_WORK REQUIRED_
Produce an exact copy of the lines from the line that contains "Convert this screenshot" to the end of the listing below.

*** DATA SHOWN ***

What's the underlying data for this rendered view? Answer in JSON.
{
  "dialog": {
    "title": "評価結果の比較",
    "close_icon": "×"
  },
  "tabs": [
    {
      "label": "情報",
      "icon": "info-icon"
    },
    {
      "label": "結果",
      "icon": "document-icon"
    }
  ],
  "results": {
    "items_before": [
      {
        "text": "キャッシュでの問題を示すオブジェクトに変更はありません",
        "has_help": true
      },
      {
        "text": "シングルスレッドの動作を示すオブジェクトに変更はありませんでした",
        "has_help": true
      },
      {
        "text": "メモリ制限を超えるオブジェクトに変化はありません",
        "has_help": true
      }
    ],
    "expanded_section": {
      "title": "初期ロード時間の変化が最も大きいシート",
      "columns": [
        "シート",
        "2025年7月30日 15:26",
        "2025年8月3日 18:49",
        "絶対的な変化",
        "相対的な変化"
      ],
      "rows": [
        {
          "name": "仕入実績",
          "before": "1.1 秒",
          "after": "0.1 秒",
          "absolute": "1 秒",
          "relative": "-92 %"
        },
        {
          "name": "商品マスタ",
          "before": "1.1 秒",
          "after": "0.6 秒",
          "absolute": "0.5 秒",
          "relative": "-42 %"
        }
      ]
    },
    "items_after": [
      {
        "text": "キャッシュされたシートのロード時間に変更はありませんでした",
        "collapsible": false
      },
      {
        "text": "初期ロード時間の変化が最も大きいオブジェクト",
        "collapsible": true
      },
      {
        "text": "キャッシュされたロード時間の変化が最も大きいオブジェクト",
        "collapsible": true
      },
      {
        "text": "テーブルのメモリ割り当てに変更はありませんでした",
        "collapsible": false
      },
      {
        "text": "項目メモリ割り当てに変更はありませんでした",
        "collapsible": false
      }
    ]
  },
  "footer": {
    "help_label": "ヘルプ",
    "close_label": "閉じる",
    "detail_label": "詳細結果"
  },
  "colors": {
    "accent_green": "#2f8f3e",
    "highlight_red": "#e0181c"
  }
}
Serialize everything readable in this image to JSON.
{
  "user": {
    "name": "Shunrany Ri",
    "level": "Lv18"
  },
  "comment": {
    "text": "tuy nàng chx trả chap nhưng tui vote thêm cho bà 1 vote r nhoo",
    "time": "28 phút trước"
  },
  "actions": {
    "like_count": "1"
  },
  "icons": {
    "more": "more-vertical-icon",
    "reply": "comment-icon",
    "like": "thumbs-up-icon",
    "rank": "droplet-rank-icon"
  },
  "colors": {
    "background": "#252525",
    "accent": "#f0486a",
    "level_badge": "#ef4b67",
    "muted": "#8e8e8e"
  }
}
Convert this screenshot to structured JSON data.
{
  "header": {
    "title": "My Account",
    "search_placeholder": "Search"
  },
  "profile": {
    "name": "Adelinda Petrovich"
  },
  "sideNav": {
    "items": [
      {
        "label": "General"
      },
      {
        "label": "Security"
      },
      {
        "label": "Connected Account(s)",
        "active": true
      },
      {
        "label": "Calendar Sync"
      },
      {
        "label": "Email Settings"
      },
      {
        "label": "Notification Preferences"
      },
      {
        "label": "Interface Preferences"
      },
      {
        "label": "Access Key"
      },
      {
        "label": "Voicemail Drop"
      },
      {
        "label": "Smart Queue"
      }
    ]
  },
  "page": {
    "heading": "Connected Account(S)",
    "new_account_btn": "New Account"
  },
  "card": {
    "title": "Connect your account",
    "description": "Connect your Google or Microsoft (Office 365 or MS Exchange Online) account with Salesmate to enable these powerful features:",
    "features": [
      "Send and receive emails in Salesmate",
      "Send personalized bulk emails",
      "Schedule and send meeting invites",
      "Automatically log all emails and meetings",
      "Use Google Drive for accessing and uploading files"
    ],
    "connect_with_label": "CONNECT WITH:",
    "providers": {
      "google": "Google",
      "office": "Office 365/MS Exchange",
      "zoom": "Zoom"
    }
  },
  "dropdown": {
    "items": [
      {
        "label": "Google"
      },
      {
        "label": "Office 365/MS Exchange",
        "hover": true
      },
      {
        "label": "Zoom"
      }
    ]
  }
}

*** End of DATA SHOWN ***

_EXERCISE RESPONSE_
Convert this screenshot to structured JSON data.
{
  "header": {
    "title": "My Account",
    "search_placeholder": "Search"
  },
  "profile": {
    "name": "Adelinda Petrovich"
  },
  "sideNav": {
    "items": [
      {
        "label": "General"
      },
      {
        "label": "Security"
      },
      {
        "label": "Connected Account(s)",
        "active": true
      },
      {
        "label": "Calendar Sync"
      },
      {
        "label": "Email Settings"
      },
      {
        "label": "Notification Preferences"
      },
      {
        "label": "Interface Preferences"
      },
      {
        "label": "Access Key"
      },
      {
        "label": "Voicemail Drop"
      },
      {
        "label": "Smart Queue"
      }
    ]
  },
  "page": {
    "heading": "Connected Account(S)",
    "new_account_btn": "New Account"
  },
  "card": {
    "title": "Connect your account",
    "description": "Connect your Google or Microsoft (Office 365 or MS Exchange Online) account with Salesmate to enable these powerful features:",
    "features": [
      "Send and receive emails in Salesmate",
      "Send personalized bulk emails",
      "Schedule and send meeting invites",
      "Automatically log all emails and meetings",
      "Use Google Drive for accessing and uploading files"
    ],
    "connect_with_label": "CONNECT WITH:",
    "providers": {
      "google": "Google",
      "office": "Office 365/MS Exchange",
      "zoom": "Zoom"
    }
  },
  "dropdown": {
    "items": [
      {
        "label": "Google"
      },
      {
        "label": "Office 365/MS Exchange",
        "hover": true
      },
      {
        "label": "Zoom"
      }
    ]
  }
}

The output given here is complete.